Patient Education

We understand that an educated patient is a patient with peace-of-mind.
So as part of our commitment to your complete care, the Vascular Center of Northern Michigan is proud to offer online resource tools with information on the signs,
symptoms and treatment options for a range of vascular conditions:

Abdominal Aortic Aneurysm
An enlargement or “bulge” that develops in a weakened area within the largest artery in the abdomen. The pressure generated by each heartbeat pushes against the weakened aortic wall, causing the aneurysm to enlarge- a situation that can be fatal if the increased size leads to a rupture.

A condition in which an artery wall thickens as the result of a build up of plaque from fatty substances, cholesterol, calcium and other substances. Plaques can grow large enough to reduce blood flow through the artery, or arteries can become fragile and rupture, breaking off blood flow to parts of the body, resulting in heart attack or stroke, among other conditions.

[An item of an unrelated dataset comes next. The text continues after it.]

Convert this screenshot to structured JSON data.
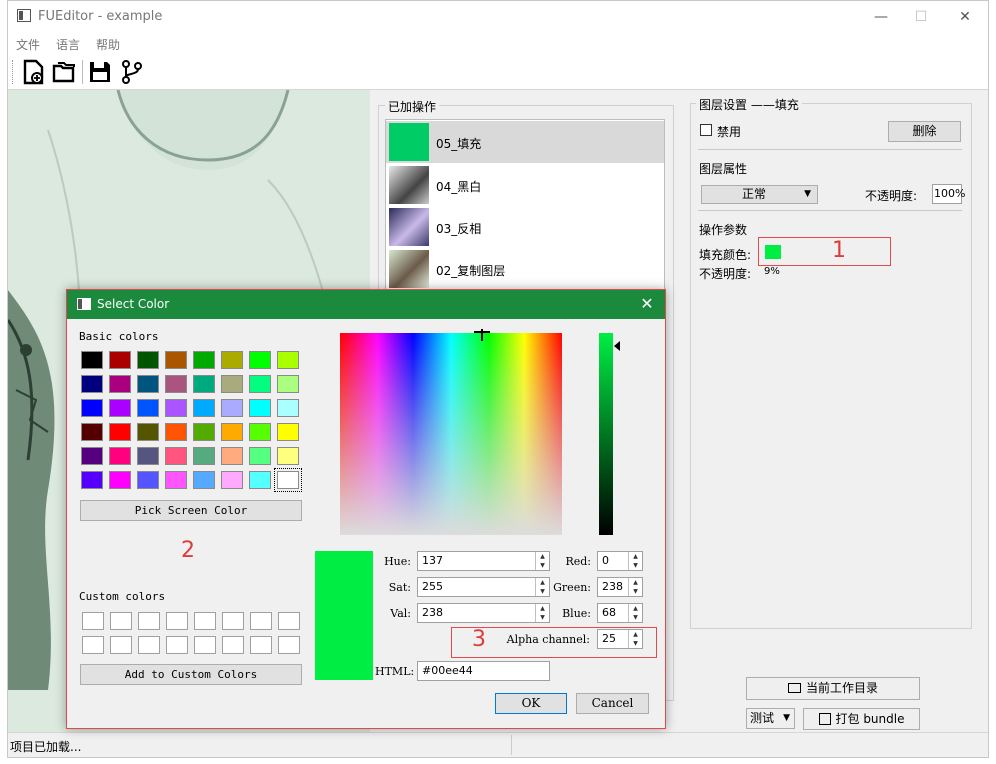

Carotid Artery Disease
Occurs when the major arteries in your neck become narrowed or blocked due to atherosclerosis. These main arteries, the carotid arteries, supply your brain with blood. When blockage occurs, there is an increased risk of stroke.

Claudication refers to discomfort experienced in the lower extremities with use or exercise. It is usually due to blocked or obstructed arteries which prevents normal blood flow to the lower extremity muscles. The cause of the blockage is usually atherosclerosis but other conditions are also possible. The discomfort can range from a tired feeling to achy discomfort and even severe pain.

Peripheral Arterial Disease
Occurs when atherosclerosis limits the transfer of oxygen and nutrients to all tissue of the body. Early on this may only cause difficulty walking, but in its most severe form can cause painful foot ulcers, infections and even gangrene, which can require amputation.

Raynaud’s Phenomenon
A disorder that affects the blood vessels in the fingers, toes, ears, and nose. Attacks are often triggered by exposure to cold or by emotional stress that results in a decreased blood supply, causing skin discoloration and intense pain in the affected areas.

Renal Artery Stenosis
Most often caused by atherosclerosis that inhibits blood flow from the heart to the kidneys. Restriction of blood flow to the kidneys may lead to impaired kidney function (renal failure) and high blood pressure (hypertension), referred to as renovascular hypertension.

A rapidly developing loss of brain function due to disturbance in the blood supply to the brain. Blood flow can be compromised by narrowing of the small arteries in the brain, hardening of the arteries (atherosclerosis), or blood clots from the heart that embolize (travel) to the arteries in the brain.

Transient Ischemic Attack
Occurs when the blood supply to part of the brain is briefly interrupted causing a transient stroke that lasts only a few minutes. TIA symptoms, which usually occur suddenly, are similar to those of stroke but do not last as long.

Varicose Veins
A condition that develops when vein valves become defective or damaged, causing enlargement due to the pooling of blood in the veins. Veins can be dark purple or blue, and look twisted and bulging.